[WORK ORDER] The word "klicken" marks the lines to keep; find each one in the data and copy it.

Segment Start: GIVEN INFORMATION

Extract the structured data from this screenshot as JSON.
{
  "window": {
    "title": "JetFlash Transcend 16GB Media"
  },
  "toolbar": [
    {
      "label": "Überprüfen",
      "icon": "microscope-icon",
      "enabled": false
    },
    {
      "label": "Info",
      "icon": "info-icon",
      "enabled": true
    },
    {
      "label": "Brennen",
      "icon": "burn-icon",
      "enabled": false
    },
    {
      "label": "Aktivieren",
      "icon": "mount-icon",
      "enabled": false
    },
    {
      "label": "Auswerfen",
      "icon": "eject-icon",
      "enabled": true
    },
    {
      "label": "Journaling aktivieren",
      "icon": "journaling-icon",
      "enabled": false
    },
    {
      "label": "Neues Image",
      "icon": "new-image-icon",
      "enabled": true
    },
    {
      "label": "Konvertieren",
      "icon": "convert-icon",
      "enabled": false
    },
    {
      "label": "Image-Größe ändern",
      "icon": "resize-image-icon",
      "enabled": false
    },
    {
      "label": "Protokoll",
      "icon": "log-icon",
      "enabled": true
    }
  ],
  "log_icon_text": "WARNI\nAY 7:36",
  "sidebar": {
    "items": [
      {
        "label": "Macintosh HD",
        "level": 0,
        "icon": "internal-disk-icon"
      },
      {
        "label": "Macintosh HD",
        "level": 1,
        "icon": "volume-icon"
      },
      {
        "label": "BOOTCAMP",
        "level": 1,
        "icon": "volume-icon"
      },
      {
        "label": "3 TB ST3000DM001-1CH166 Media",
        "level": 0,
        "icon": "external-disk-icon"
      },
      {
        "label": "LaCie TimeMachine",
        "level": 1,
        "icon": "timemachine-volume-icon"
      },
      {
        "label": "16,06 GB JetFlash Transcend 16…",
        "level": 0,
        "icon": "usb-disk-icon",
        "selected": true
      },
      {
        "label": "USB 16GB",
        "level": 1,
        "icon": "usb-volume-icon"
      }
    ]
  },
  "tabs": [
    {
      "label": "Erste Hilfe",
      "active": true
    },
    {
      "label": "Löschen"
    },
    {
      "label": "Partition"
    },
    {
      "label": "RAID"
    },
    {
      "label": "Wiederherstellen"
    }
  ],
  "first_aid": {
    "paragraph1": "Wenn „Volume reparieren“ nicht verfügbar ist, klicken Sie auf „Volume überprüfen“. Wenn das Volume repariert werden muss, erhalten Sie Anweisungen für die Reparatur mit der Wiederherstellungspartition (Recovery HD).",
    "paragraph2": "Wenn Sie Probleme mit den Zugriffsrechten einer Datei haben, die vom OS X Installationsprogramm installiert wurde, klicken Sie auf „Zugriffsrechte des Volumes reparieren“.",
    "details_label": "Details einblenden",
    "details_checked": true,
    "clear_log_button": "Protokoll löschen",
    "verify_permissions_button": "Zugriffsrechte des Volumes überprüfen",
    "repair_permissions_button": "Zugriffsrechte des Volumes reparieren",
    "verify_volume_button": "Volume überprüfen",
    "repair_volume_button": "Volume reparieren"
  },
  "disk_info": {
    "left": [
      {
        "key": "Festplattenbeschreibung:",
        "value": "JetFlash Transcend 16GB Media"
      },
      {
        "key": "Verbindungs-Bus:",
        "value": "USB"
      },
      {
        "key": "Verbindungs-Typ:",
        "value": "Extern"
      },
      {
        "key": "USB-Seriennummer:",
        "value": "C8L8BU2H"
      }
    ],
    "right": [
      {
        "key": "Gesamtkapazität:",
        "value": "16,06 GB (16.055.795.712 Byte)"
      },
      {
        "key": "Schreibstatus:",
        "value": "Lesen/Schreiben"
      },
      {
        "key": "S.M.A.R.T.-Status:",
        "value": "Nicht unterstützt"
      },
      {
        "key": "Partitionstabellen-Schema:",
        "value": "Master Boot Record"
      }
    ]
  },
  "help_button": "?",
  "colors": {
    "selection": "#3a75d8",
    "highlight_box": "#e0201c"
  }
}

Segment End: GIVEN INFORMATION

[ANSWER TO THE EXERCISE]
    "paragraph1": "Wenn „Volume reparieren“ nicht verfügbar ist, klicken Sie auf „Volume überprüfen“. Wenn das Volume repariert werden muss, erhalten Sie Anweisungen für die Reparatur mit der Wiederherstellungspartition (Recovery HD).",
    "paragraph2": "Wenn Sie Probleme mit den Zugriffsrechten einer Datei haben, die vom OS X Installationsprogramm installiert wurde, klicken Sie auf „Zugriffsrechte des Volumes reparieren“.",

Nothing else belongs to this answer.